- [Your instructions]:
Check each line of the data, and copy those where "title" appears.

- [Information provided]:

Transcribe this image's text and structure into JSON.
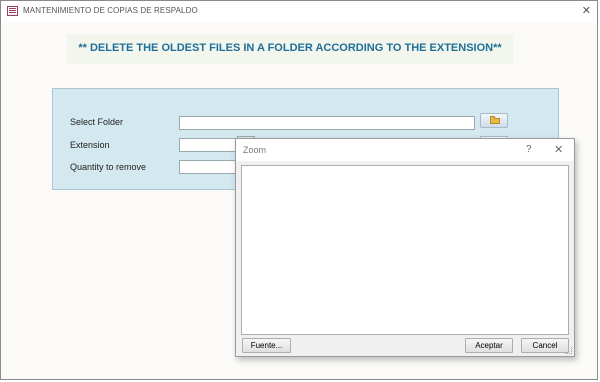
{
  "window": {
    "title": "MANTENIMIENTO DE COPIAS DE RESPALDO"
  },
  "banner": {
    "text": "** DELETE THE OLDEST FILES IN A FOLDER ACCORDING TO THE EXTENSION**"
  },
  "form": {
    "select_folder_label": "Select Folder",
    "extension_label": "Extension",
    "quantity_label": "Quantity to remove",
    "select_folder_value": "",
    "extension_value": "",
    "quantity_value": ""
  },
  "zoom_dialog": {
    "title": "Zoom",
    "help_glyph": "?",
    "close_glyph": "✕",
    "text_value": "",
    "fuente_label": "Fuente...",
    "aceptar_label": "Aceptar",
    "cancel_label": "Cancel"
  },
  "icons": [
    "app-form-icon",
    "close-icon",
    "folder-icon",
    "help-icon"
  ],
  "colors": {
    "banner_text": "#1f6f9a",
    "panel_bg": "#d3e8ef",
    "banner_bg": "#f3f6ec"
  }
}
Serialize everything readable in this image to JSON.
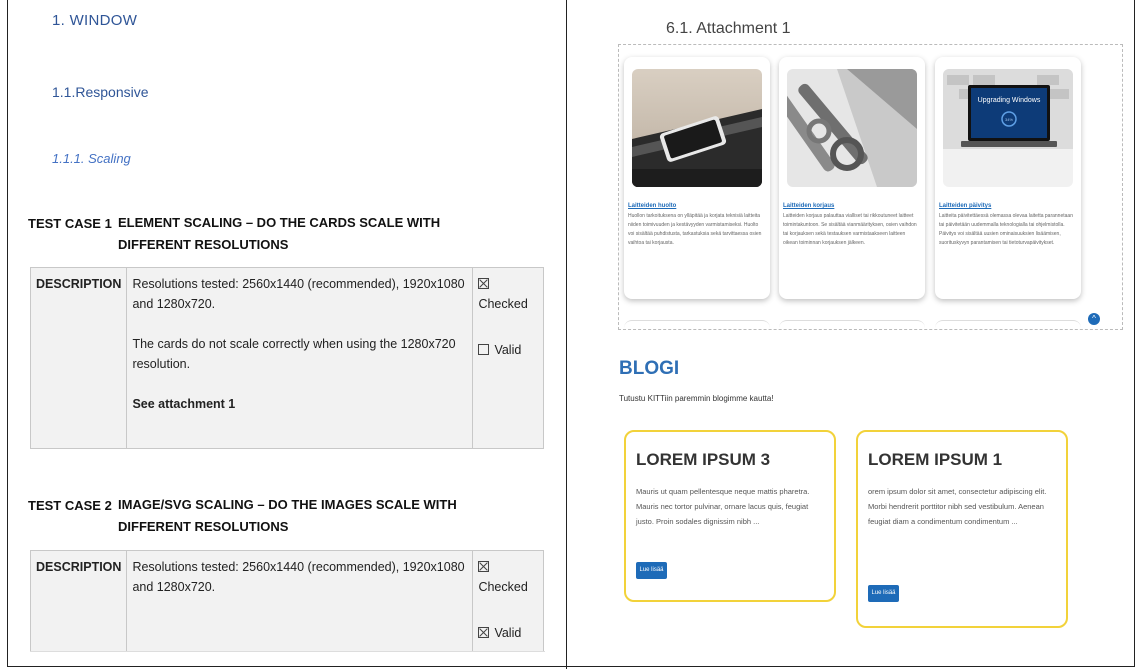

- [Result of this exercise]:
    "title": "MANTENIMIENTO DE COPIAS DE RESPALDO"
    "title": "Zoom",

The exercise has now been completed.